**ACTION ITEM:**
Go through the records and extract every line with the word "name".

[Stored entries]
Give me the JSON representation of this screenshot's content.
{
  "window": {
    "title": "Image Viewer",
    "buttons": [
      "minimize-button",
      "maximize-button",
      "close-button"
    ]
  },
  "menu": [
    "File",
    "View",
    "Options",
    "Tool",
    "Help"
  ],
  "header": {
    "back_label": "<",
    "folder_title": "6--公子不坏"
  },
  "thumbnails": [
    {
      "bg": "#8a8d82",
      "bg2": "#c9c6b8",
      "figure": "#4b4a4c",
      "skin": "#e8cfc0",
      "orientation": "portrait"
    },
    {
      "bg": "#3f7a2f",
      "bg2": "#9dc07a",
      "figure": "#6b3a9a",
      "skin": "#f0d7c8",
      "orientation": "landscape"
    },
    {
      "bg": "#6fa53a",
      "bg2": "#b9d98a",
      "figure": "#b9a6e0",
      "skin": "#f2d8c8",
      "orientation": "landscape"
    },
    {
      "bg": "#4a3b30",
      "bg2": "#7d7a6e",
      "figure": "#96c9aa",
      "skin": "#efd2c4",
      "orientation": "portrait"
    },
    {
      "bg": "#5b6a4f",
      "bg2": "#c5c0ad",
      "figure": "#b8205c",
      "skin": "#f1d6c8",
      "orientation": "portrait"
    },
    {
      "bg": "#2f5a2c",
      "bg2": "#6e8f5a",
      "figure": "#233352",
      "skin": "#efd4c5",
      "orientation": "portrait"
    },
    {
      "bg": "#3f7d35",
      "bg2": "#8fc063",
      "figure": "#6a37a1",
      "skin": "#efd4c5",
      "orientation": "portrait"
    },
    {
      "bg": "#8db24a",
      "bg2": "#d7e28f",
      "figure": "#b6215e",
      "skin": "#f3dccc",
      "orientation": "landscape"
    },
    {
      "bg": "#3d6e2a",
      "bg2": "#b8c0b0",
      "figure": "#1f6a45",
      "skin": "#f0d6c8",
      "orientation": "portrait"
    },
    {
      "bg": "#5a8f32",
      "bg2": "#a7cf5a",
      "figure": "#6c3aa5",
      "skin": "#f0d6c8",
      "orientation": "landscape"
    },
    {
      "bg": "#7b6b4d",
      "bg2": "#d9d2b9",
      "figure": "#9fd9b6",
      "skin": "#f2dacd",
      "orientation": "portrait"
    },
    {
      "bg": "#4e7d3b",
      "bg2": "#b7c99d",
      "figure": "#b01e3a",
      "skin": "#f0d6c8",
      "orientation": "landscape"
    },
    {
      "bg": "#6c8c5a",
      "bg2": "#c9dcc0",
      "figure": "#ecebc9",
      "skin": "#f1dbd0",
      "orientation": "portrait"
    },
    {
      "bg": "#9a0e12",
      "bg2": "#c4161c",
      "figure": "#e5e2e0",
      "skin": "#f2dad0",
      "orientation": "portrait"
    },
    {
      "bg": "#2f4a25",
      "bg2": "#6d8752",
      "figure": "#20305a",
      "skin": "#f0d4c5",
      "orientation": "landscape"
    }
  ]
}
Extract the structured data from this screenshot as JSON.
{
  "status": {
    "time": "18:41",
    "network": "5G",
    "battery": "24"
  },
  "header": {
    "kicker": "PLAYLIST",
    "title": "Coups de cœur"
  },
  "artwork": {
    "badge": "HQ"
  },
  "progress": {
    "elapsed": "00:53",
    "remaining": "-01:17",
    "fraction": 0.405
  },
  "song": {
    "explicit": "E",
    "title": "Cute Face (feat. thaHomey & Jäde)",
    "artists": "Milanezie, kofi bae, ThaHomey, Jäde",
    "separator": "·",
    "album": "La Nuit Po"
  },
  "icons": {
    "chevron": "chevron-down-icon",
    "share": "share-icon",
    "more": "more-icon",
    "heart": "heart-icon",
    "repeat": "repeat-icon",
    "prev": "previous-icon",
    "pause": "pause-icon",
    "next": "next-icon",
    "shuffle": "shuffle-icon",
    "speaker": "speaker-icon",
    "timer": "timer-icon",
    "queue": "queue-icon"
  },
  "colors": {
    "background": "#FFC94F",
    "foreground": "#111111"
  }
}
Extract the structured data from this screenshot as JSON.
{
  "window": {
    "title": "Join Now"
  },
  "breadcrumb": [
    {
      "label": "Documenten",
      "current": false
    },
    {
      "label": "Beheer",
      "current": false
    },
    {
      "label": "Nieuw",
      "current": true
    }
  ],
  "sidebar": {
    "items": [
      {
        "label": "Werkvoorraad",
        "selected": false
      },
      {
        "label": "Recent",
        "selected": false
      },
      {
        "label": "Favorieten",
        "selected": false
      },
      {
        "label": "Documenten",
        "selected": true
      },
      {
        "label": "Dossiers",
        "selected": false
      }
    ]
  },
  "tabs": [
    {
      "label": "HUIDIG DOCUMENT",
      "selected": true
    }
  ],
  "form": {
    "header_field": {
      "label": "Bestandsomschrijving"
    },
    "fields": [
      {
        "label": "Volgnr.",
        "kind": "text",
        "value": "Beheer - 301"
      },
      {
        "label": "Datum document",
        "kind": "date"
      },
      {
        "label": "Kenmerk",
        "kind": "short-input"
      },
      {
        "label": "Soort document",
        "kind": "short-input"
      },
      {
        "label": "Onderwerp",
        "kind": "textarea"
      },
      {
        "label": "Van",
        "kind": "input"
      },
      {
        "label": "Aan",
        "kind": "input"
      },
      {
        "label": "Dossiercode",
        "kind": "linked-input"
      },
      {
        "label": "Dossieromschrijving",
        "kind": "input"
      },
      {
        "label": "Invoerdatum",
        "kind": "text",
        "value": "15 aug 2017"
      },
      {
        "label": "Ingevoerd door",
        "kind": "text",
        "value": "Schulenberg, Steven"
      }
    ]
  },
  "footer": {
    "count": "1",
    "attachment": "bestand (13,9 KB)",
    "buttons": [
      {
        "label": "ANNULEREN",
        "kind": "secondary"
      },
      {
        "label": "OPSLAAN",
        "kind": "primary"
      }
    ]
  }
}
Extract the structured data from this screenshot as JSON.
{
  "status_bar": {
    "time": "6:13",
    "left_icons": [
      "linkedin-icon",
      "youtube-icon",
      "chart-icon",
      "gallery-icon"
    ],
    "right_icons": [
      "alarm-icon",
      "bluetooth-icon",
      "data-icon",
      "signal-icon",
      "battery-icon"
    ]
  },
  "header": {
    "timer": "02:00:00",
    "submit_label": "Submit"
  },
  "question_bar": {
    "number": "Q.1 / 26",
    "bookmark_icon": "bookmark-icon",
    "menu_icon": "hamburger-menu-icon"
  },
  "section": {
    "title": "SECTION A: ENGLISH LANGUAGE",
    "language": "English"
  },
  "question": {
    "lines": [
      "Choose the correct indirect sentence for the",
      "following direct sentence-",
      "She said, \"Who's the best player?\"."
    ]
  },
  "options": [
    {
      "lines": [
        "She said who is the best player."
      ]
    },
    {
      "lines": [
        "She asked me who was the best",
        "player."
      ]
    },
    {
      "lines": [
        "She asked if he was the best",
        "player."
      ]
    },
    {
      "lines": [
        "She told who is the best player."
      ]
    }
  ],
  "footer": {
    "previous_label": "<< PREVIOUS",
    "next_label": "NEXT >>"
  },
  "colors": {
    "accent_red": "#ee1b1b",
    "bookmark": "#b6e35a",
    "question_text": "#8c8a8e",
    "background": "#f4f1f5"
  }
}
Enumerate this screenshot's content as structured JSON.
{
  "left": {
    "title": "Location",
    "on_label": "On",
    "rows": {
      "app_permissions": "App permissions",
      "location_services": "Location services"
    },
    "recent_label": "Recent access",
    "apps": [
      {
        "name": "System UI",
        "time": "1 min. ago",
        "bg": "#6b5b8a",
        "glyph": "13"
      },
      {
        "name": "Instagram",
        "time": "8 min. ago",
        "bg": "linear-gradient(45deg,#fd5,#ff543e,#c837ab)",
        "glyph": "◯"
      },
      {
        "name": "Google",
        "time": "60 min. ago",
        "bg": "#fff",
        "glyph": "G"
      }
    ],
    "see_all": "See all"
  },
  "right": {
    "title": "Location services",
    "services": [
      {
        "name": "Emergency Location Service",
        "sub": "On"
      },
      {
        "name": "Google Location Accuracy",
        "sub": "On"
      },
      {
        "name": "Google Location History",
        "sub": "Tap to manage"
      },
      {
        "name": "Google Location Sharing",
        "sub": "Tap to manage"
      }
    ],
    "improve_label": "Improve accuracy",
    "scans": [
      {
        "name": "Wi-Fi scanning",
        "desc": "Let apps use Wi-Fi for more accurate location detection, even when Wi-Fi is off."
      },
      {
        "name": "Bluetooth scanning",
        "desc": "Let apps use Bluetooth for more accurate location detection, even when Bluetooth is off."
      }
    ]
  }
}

**SOLUTION FOR THIS EXERCISE:**
        "name": "System UI",
        "name": "Instagram",
        "name": "Google",
        "name": "Emergency Location Service",
        "name": "Google Location Accuracy",
        "name": "Google Location History",
        "name": "Google Location Sharing",
        "name": "Wi-Fi scanning",
        "name": "Bluetooth scanning",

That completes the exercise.